At 10, Blondeau is only a few years shy of making a highly-expected modelling debut and following in the Nicholas Kirkwood shod footsteps of teen catwalk queens Karlie Kloss, Daphne Groeneveld and gap-toothed Lindsey Wixson. But images surfacing of the pre-teen looking increasingly mature and appearing in editorials semi-naked or spread across animal hides in grown-up attire make us feel slightly uneasy.
Her premature blossoming before the lens is somewhat unnatural, given the circumstances she’s being photographed in, and although her remarkable beauty and striking features are so prominent at such a tender age, the fashion industry reigning in on this and utilising the power of Blondeau’s unique aesthetic to create something disturbing is unfair.
It’s a known fact that a youthful and otherworldly look is a prerequisite for a successful modeling career, but falling below the teen boundaries to reach this kind of visual is dangerous.

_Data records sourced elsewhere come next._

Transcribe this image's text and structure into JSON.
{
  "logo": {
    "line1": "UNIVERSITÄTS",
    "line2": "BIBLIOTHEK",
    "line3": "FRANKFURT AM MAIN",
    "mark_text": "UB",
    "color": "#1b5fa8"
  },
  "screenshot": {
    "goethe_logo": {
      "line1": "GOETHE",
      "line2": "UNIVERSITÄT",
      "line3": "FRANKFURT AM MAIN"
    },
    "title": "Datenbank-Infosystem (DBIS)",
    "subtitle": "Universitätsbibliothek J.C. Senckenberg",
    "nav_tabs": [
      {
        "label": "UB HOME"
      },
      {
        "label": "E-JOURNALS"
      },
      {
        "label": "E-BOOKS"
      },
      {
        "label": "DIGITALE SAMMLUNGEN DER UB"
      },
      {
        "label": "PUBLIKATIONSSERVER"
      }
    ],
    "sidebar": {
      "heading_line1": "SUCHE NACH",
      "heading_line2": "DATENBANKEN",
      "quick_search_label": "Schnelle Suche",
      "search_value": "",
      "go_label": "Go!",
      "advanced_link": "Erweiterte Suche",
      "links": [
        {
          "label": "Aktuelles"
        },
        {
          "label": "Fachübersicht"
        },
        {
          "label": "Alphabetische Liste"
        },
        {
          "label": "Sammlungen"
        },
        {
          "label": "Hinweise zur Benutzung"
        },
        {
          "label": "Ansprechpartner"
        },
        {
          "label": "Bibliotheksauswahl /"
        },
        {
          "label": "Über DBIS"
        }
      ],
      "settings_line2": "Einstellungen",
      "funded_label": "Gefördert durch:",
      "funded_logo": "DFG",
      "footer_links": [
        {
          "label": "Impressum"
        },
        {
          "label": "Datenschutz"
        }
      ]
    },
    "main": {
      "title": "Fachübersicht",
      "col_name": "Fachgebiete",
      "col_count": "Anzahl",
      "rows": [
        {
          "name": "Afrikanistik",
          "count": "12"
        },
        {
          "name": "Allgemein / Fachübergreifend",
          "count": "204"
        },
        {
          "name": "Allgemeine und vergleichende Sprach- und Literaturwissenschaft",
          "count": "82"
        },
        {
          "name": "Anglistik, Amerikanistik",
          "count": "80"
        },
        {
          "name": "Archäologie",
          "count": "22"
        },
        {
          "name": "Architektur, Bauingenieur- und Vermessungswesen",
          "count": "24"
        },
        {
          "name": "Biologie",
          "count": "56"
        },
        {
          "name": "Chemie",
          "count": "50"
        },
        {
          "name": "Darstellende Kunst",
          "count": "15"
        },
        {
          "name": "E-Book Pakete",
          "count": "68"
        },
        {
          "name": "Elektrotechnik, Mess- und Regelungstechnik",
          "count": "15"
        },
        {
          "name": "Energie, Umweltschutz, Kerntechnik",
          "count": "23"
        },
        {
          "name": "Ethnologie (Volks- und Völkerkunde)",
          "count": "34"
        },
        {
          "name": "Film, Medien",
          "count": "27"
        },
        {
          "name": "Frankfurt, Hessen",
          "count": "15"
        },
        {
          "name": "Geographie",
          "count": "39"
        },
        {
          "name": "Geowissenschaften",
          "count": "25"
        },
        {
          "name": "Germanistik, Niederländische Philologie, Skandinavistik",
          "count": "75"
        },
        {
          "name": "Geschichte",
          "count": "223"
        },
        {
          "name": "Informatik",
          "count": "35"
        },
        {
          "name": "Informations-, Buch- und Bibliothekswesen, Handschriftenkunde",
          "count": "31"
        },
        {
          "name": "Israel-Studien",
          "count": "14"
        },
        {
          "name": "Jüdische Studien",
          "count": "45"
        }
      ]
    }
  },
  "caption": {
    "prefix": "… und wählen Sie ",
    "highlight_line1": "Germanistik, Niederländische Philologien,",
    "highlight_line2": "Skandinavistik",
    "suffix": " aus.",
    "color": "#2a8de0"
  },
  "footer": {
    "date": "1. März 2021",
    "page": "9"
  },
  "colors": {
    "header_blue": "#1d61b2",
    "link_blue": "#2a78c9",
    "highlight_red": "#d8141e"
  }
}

Positioning the modeling lifestyle and the commitments that come with it to a 10-year-old could have a profoundly negative effect, considering the CFDA model guidelines recommend keeping models under 16 off the runway and disallowing models under 18 to work at fittings or photo shoots past midnight. Bad news? These recommendations aren’t binding.
If I was the proud but exhausted parent of a ten-year-old, Louboutin’s, animal-hides and Photoshop would be well out of the picture.